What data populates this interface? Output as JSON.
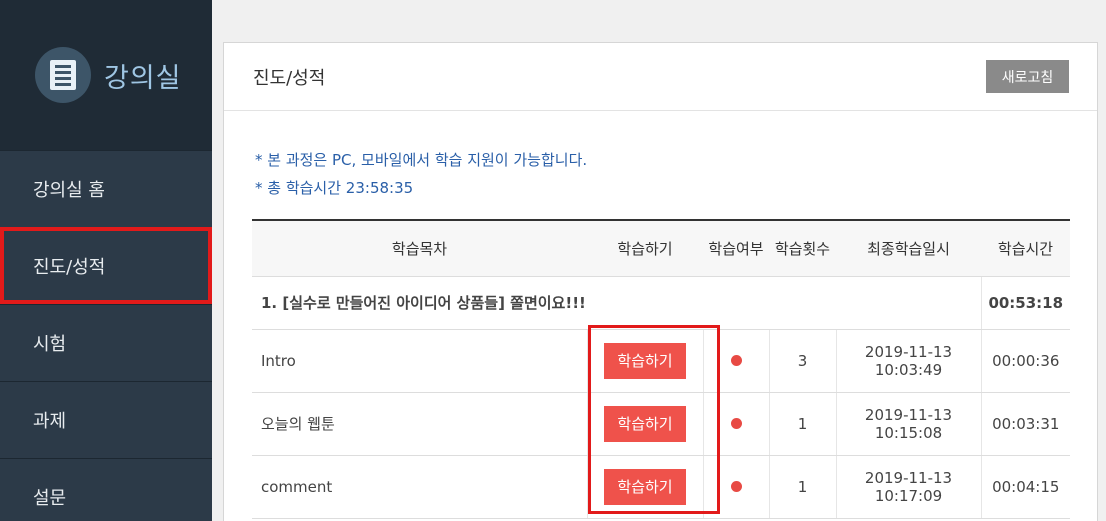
{
  "sidebar": {
    "brand_title": "강의실",
    "items": [
      {
        "label": "강의실 홈"
      },
      {
        "label": "진도/성적"
      },
      {
        "label": "시험"
      },
      {
        "label": "과제"
      },
      {
        "label": "설문"
      }
    ]
  },
  "main": {
    "title": "진도/성적",
    "refresh_label": "새로고침",
    "notes": [
      "* 본 과정은 PC, 모바일에서 학습 지원이 가능합니다.",
      "* 총 학습시간 23:58:35"
    ],
    "columns": [
      "학습목차",
      "학습하기",
      "학습여부",
      "학습횟수",
      "최종학습일시",
      "학습시간"
    ],
    "chapter": {
      "title": "1. [실수로 만들어진 아이디어 상품들] 쫄면이요!!!",
      "time": "00:53:18"
    },
    "lessons": [
      {
        "title": "Intro",
        "button": "학습하기",
        "count": "3",
        "last": "2019-11-13 10:03:49",
        "time": "00:00:36"
      },
      {
        "title": "오늘의 웹툰",
        "button": "학습하기",
        "count": "1",
        "last": "2019-11-13 10:15:08",
        "time": "00:03:31"
      },
      {
        "title": "comment",
        "button": "학습하기",
        "count": "1",
        "last": "2019-11-13 10:17:09",
        "time": "00:04:15"
      }
    ]
  },
  "colors": {
    "sidebar": "#2c3a48",
    "accent_red": "#ef524b",
    "note_blue": "#2a5fa8"
  },
  "icons": {
    "brand": "document-list-icon"
  }
}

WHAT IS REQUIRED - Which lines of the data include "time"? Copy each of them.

RESULT OF THE EXERCISE -
      "time": "00:53:18"
        "time": "00:00:36"
        "time": "00:03:31"
        "time": "00:04:15"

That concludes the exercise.